Movie Poster
March of the Penguins
Luc Jacquet
80 min.


Penguins have got it rough.

Every year they march some ungodly number of miles across the antarctic ice. They mate. They huddle together in a big group to protect themselves from the cold. Then it gets difficult. An egg is produced. First it sits on the females feet, insulated under a stomach flap from the searing cold. But the females have to return to the ocean to feed. So in a tensely orchestrated ballet, like something out of a bank heist movie, the egg is delicately transferred from the female's feet to the male's feet. If the egg is dropped the liquid insides freeze solid in a matter of seconds, killing the penguin larva and expanding, cracking open the egg. When the transfer is successful the female returns to the ocean to feed for several months. Meanwhile the males huddle together in the perpetual night watching the Aurora Australis, huddling together against the wind and not eating. That's right, the males, barely moving in the cold, eat nothing for months. Eventually the eggs hatch and the females head back, at very nearly the same time. The males cough what's left of their stomachs into the new chicks mouths and wait the last few days for the females. Each set goes back and forth to the ocean collecting food several more times. Then, after spending the whole winter in the middle of the antarctic desert, they return to the ocean to frolick and feast for a few months before starting it all over again.

That's it. That's the procedure for penguin mating. And people think they've got it rough. But in the animal world, without luxuries like Jagermeister, Red Bull and Tropix Night Club, mating can be a grueling ordeal.

March of the Penguins does a beautiful job of showing this to us. It does a considerably less great job in its explanation. Morgan Freeman does what he does best: Morgan Freeman. The narration he has been given is silly, sometimes humorously, sometimes pointlessly. "We don't know how they find their way," he says. Who does he mean? Does the scientific community not know how they find their way? Do the filmmakers not know how they find their way? Does Morgan Freeman not know? Most of the narration is pointless, as it merely restates what we can already see in the film.

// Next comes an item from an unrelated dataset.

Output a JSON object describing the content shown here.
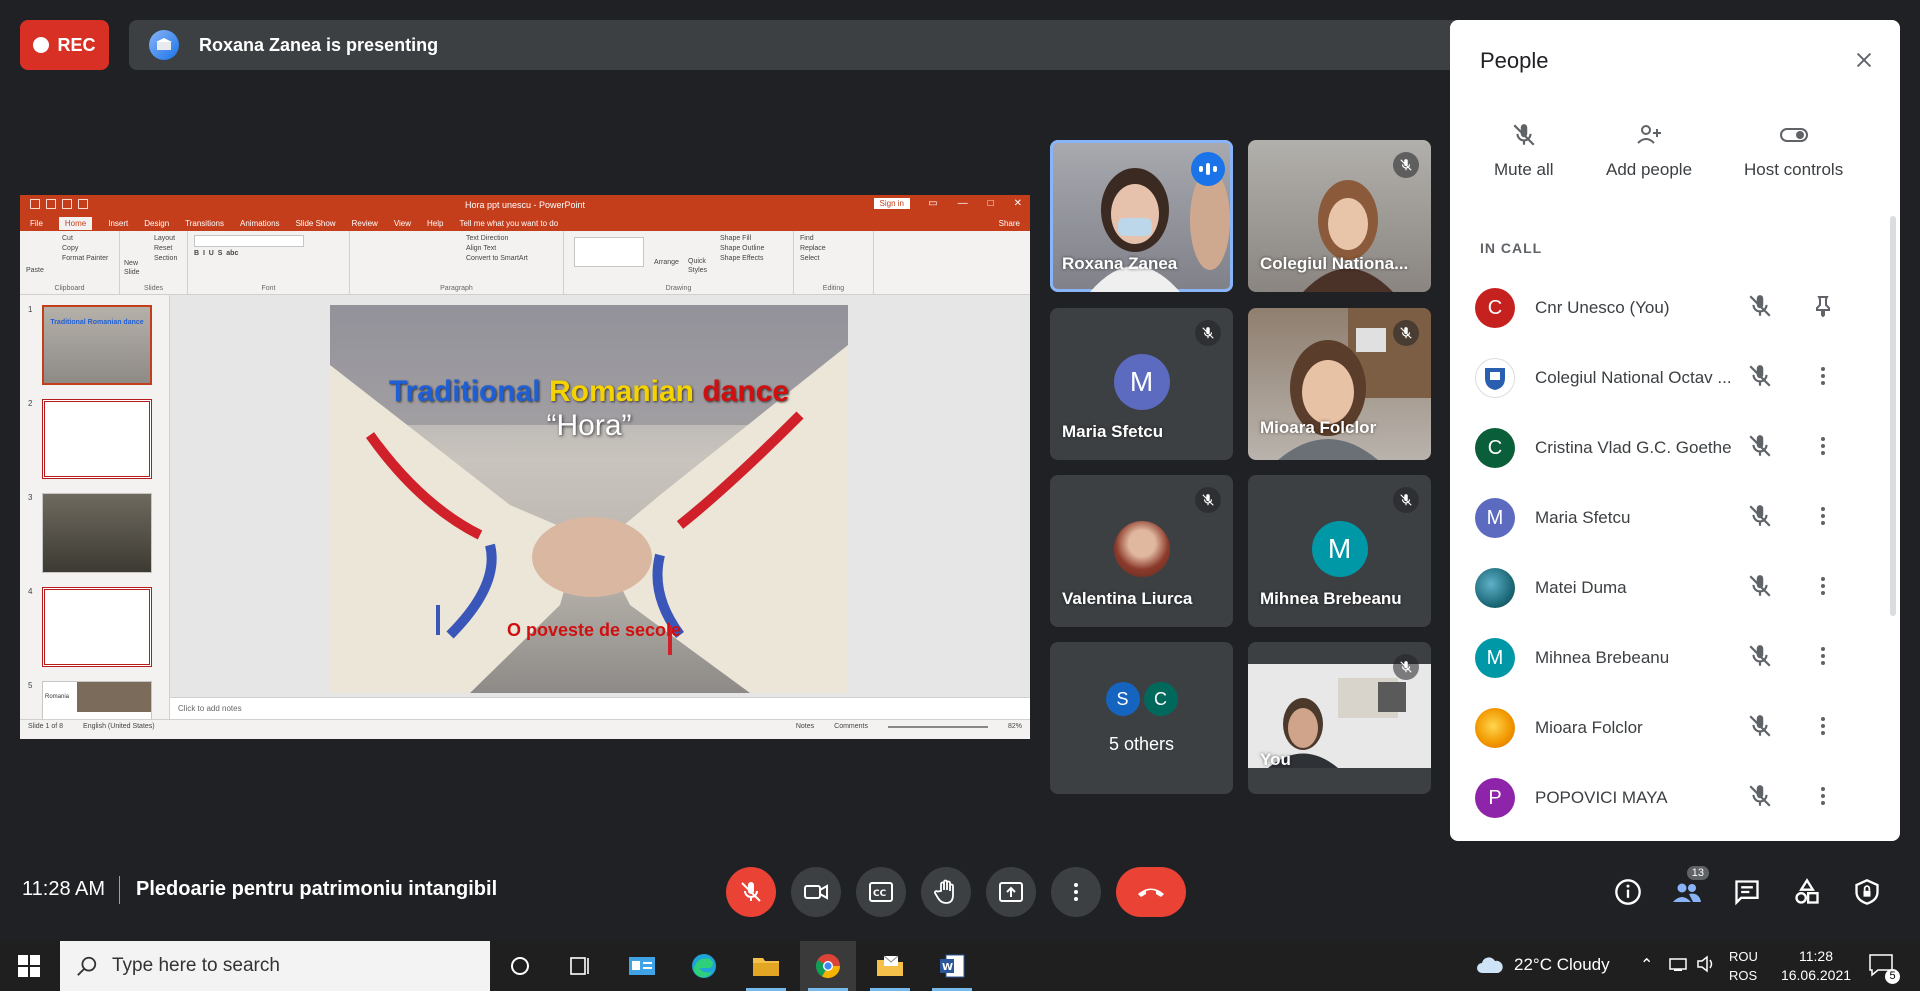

Now, the film isn't fantastic. That it is several steps above the average television nature documentary is due to the big screen and the eminently photogenic nature of the penguin, it has nothing to do with being exceptionally well made. But if you like penguins, or if the thought of penguin sex titillates you (there is a very brief scene of penguin hardcore, but there are plentiful shots of penguin butt holes to keep you interested), or if, for some reason, you like Morgan Freeman, then March of the Penguins is the movie for you. If not, then it is thankful for you that the vast majority of commercially produced films do not.

Pat Jackson